**Task statement:**
When the word "title" shows up in a line of the records below, copy that line.

(Source material Opens)

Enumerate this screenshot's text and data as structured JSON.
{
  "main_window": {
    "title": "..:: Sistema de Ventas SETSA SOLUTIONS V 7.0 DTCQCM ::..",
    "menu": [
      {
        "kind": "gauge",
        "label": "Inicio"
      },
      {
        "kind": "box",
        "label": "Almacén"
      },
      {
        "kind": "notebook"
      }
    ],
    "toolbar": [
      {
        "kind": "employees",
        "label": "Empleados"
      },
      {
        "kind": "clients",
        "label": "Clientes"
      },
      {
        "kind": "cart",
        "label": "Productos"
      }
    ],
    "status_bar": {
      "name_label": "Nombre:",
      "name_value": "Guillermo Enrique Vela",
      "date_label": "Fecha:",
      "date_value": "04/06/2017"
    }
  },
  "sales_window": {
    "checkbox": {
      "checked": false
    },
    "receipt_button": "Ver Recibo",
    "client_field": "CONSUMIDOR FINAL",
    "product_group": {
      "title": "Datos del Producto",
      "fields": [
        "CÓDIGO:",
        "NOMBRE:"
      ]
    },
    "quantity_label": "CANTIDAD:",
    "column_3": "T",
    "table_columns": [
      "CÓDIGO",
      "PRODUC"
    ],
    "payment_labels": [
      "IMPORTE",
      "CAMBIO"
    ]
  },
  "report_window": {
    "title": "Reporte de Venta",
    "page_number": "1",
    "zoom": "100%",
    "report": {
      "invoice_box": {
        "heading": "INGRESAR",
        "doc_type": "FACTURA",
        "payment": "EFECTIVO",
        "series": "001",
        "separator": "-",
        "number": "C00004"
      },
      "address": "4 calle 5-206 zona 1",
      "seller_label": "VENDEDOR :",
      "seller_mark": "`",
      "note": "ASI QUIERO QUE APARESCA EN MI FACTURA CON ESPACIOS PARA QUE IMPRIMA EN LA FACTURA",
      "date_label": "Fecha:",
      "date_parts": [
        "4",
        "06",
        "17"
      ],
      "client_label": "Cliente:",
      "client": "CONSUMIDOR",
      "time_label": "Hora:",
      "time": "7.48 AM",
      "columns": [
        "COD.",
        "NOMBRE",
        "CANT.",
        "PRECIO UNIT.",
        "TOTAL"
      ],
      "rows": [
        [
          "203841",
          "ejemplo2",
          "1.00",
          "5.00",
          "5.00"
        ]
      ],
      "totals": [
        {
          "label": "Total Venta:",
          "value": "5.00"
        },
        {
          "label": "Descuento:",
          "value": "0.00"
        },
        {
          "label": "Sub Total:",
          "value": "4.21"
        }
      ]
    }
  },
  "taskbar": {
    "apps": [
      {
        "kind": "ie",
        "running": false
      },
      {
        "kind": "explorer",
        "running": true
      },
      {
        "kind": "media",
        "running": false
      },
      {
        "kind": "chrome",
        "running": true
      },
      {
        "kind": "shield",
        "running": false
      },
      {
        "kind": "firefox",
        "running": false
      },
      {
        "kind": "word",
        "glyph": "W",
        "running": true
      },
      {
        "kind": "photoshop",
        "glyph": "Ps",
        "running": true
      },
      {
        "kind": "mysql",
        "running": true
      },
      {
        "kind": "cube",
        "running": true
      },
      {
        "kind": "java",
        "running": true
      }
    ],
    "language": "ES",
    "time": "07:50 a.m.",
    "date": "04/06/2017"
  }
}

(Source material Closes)

**Expected answer:**
    "title": "..:: Sistema de Ventas SETSA SOLUTIONS V 7.0 DTCQCM ::..",
      "title": "Datos del Producto",
    "title": "Reporte de Venta",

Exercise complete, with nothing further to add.